One morning a nurse attending to me asked if I had looked at my wounds. To this I replied a definitive no. I was afraid, I think, to see my own reflection. As I walked from the safety of my nest, my hospital bed, to the washroom or the shower, I passed the nurses station. That was not too bad, however I also encountered numerous persons waiting either to be seen by one of the House doctors or waiting to be admitted. What was the lesson here?

I imagined what I must have looked like to these people. There I was, significantly thinner having lost at least ten pounds, dressed in an oversized nightgown and with my latest accessories- the tracheostomy, the NG and huge bandages. I felt I looked like an alien. The stares did not help.
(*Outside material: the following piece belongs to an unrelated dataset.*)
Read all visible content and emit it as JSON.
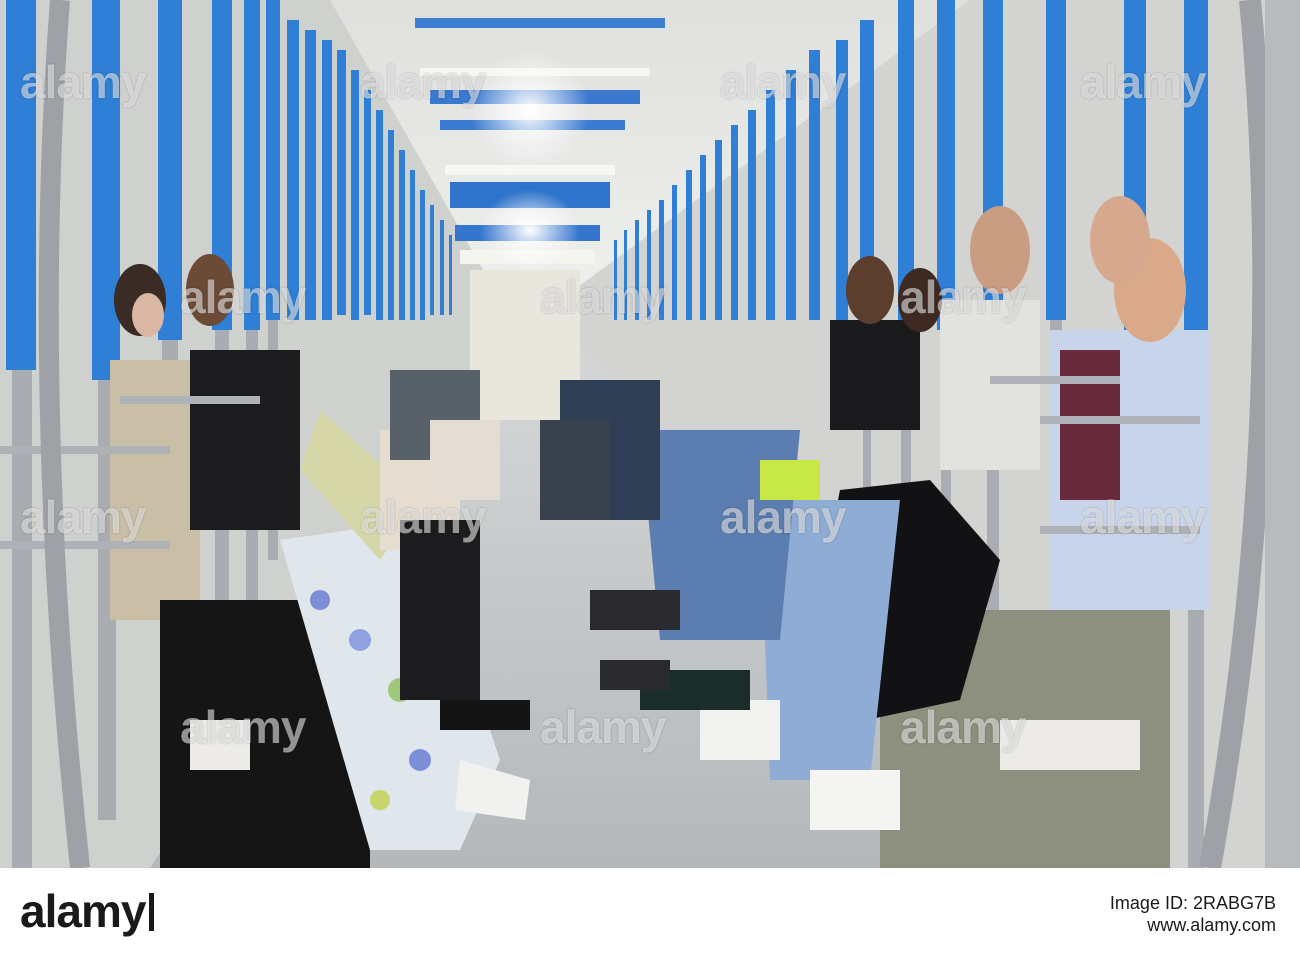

I really felt sorry for those people. I was accustomed to people looking at me, mainly because I love to smile. It was a lesson in humility for me to be in front of so many people without my hair properly combed, without my makeup, especially lipstick, and without my smile.

I began to empathize with others who are stared at because they look different. I could not even look at other people directly, except from afar. I was actually happy that words could not exit my mouth. I did not have to explain anything nor answer any questions. My acceptance of this condition surprised even me. I, who would not even go out into my yard without lipstick, I was completely devoid of any enhancements and yet it did not perturb me. What was done, was done and had to be dealt with in all humility for survival.

The truth is that I realized that staring and gaping were inevitable. Fortunately I also recognized that what I looked like now, the defects being observed did not change who I was. I could still use my brain. I could still think and reason and analyze. Being able to communicate by writing and hearing was still possible. I could feel love, anger, hurt, happiness and sadness. I could be prayed for and say my prayers silently. I was still loved and protected by the Almighty.

Knowing these truths about myself shielded me from the futility of vanity, protected me from self pity and kept me humble not belittled. I dwelt on thoughts of our Maker, I focused on “trivial” matters necessary for quotidian existence and my spirit was elevated beyond my greatest expectations.

“True humility is not thinking less of yourself; it is thinking of yourself less.”
― C.S. Lewis, Mere Christianity